- _DATA TO USE_
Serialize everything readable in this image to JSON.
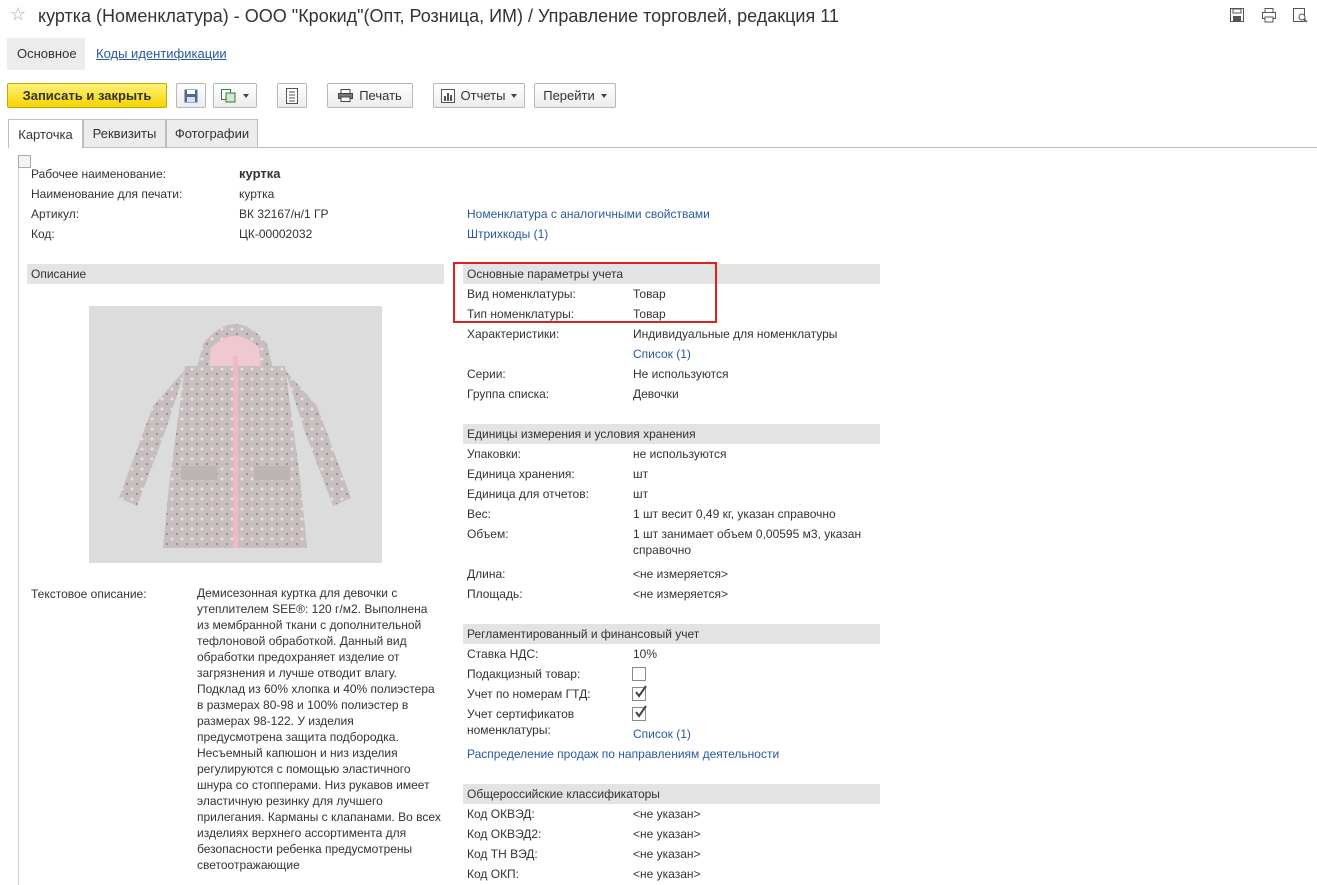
{
  "window": {
    "title": "куртка (Номенклатура) - ООО \"Крокид\"(Опт, Розница, ИМ) / Управление торговлей, редакция 11"
  },
  "nav": {
    "main": "Основное",
    "codes": "Коды идентификации"
  },
  "toolbar": {
    "save_close": "Записать и закрыть",
    "print": "Печать",
    "reports": "Отчеты",
    "goto": "Перейти"
  },
  "tabs": [
    "Карточка",
    "Реквизиты",
    "Фотографии"
  ],
  "header": {
    "work_name_label": "Рабочее наименование:",
    "work_name": "куртка",
    "print_name_label": "Наименование для печати:",
    "print_name": "куртка",
    "article_label": "Артикул:",
    "article": "ВК 32167/н/1 ГР",
    "code_label": "Код:",
    "code": "ЦК-00002032",
    "similar_link": "Номенклатура с аналогичными свойствами",
    "barcodes_link": "Штрихкоды (1)"
  },
  "description": {
    "title": "Описание",
    "text_label": "Текстовое описание:",
    "text": "Демисезонная куртка для девочки с утеплителем SEE®: 120 г/м2. Выполнена из мембранной ткани с дополнительной тефлоновой обработкой. Данный вид обработки предохраняет изделие от загрязнения и лучше отводит влагу. Подклад из 60% хлопка и 40% полиэстера в размерах 80-98 и 100% полиэстер в размерах 98-122. У изделия предусмотрена защита подбородка. Несъемный капюшон и низ изделия регулируются с помощью эластичного шнура со стопперами. Низ рукавов  имеет эластичную резинку для лучшего прилегания. Карманы с клапанами. Во всех изделиях верхнего ассортимента для безопасности ребенка предусмотрены светоотражающие"
  },
  "accounting": {
    "title": "Основные параметры учета",
    "kind_label": "Вид номенклатуры:",
    "kind": "Товар",
    "type_label": "Тип номенклатуры:",
    "type": "Товар",
    "char_label": "Характеристики:",
    "char": "Индивидуальные для номенклатуры",
    "char_link": "Список (1)",
    "series_label": "Серии:",
    "series": "Не используются",
    "group_label": "Группа списка:",
    "group": "Девочки"
  },
  "units": {
    "title": "Единицы измерения и условия хранения",
    "pack_label": "Упаковки:",
    "pack": "не используются",
    "storage_label": "Единица хранения:",
    "storage": "шт",
    "report_label": "Единица для отчетов:",
    "report": "шт",
    "weight_label": "Вес:",
    "weight": "1 шт весит 0,49 кг, указан справочно",
    "volume_label": "Объем:",
    "volume_1": "1 шт занимает объем 0,00595 м3, указан",
    "volume_2": "справочно",
    "length_label": "Длина:",
    "length": "<не измеряется>",
    "area_label": "Площадь:",
    "area": "<не измеряется>"
  },
  "finance": {
    "title": "Регламентированный и финансовый учет",
    "vat_label": "Ставка НДС:",
    "vat": "10%",
    "excise_label": "Подакцизный товар:",
    "excise_checked": false,
    "gtd_label": "Учет по номерам ГТД:",
    "gtd_checked": true,
    "cert_label_1": "Учет сертификатов",
    "cert_label_2": "номенклатуры:",
    "cert_checked": true,
    "cert_link": "Список (1)",
    "distribution_link": "Распределение продаж по направлениям деятельности"
  },
  "classifiers": {
    "title": "Общероссийские классификаторы",
    "okved_label": "Код ОКВЭД:",
    "okved": "<не указан>",
    "okved2_label": "Код ОКВЭД2:",
    "okved2": "<не указан>",
    "tnved_label": "Код ТН ВЭД:",
    "tnved": "<не указан>",
    "okp_label": "Код ОКП:",
    "okp": "<не указан>"
  },
  "colors": {
    "accent_red": "#e0201c",
    "primary_button": "#f6d300",
    "link": "#2a5a9b",
    "jacket": "#c9c2c2",
    "zip": "#f0b8c8"
  }
}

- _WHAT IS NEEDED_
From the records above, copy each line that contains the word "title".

- _RESPONSE TO THE EXERCISE_
    "title": "куртка (Номенклатура) - ООО \"Крокид\"(Опт, Розница, ИМ) / Управление торговлей, редакция 11"
    "title": "Описание",
    "title": "Основные параметры учета",
    "title": "Единицы измерения и условия хранения",
    "title": "Регламентированный и финансовый учет",
    "title": "Общероссийские классификаторы",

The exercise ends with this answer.